— Instructions for the task —
Every entry must come back exactly as it was written.

[Supplied records Boundary: Start]

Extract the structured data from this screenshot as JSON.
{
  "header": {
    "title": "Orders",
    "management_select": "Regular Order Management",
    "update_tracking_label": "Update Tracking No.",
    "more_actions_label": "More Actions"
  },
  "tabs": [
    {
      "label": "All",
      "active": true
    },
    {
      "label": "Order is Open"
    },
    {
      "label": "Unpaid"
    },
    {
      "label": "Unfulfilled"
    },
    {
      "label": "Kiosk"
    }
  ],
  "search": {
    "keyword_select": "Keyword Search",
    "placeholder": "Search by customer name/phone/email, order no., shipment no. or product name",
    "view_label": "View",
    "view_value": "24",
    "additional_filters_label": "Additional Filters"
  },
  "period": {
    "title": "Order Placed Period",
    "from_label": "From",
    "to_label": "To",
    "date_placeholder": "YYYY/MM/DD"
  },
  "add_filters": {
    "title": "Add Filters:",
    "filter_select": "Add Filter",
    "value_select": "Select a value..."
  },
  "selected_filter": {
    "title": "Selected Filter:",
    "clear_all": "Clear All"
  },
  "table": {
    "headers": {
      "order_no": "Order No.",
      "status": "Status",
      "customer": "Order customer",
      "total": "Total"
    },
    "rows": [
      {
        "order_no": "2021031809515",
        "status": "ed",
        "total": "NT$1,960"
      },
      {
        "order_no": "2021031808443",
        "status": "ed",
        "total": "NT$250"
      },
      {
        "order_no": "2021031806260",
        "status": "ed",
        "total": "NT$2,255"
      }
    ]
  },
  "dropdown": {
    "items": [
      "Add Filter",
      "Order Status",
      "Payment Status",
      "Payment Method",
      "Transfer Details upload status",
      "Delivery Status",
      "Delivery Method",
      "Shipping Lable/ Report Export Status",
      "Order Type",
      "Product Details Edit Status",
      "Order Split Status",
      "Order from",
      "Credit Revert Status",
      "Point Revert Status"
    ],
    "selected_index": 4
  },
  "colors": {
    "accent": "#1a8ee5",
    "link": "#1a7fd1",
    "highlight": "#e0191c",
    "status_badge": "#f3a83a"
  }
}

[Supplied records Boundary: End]

— Exercise response —
Extract the structured data from this screenshot as JSON.
{
  "header": {
    "title": "Orders",
    "management_select": "Regular Order Management",
    "update_tracking_label": "Update Tracking No.",
    "more_actions_label": "More Actions"
  },
  "tabs": [
    {
      "label": "All",
      "active": true
    },
    {
      "label": "Order is Open"
    },
    {
      "label": "Unpaid"
    },
    {
      "label": "Unfulfilled"
    },
    {
      "label": "Kiosk"
    }
  ],
  "search": {
    "keyword_select": "Keyword Search",
    "placeholder": "Search by customer name/phone/email, order no., shipment no. or product name",
    "view_label": "View",
    "view_value": "24",
    "additional_filters_label": "Additional Filters"
  },
  "period": {
    "title": "Order Placed Period",
    "from_label": "From",
    "to_label": "To",
    "date_placeholder": "YYYY/MM/DD"
  },
  "add_filters": {
    "title": "Add Filters:",
    "filter_select": "Add Filter",
    "value_select": "Select a value..."
  },
  "selected_filter": {
    "title": "Selected Filter:",
    "clear_all": "Clear All"
  },
  "table": {
    "headers": {
      "order_no": "Order No.",
      "status": "Status",
      "customer": "Order customer",
      "total": "Total"
    },
    "rows": [
      {
        "order_no": "2021031809515",
        "status": "ed",
        "total": "NT$1,960"
      },
      {
        "order_no": "2021031808443",
        "status": "ed",
        "total": "NT$250"
      },
      {
        "order_no": "2021031806260",
        "status": "ed",
        "total": "NT$2,255"
      }
    ]
  },
  "dropdown": {
    "items": [
      "Add Filter",
      "Order Status",
      "Payment Status",
      "Payment Method",
      "Transfer Details upload status",
      "Delivery Status",
      "Delivery Method",
      "Shipping Lable/ Report Export Status",
      "Order Type",
      "Product Details Edit Status",
      "Order Split Status",
      "Order from",
      "Credit Revert Status",
      "Point Revert Status"
    ],
    "selected_index": 4
  },
  "colors": {
    "accent": "#1a8ee5",
    "link": "#1a7fd1",
    "highlight": "#e0191c",
    "status_badge": "#f3a83a"
  }
}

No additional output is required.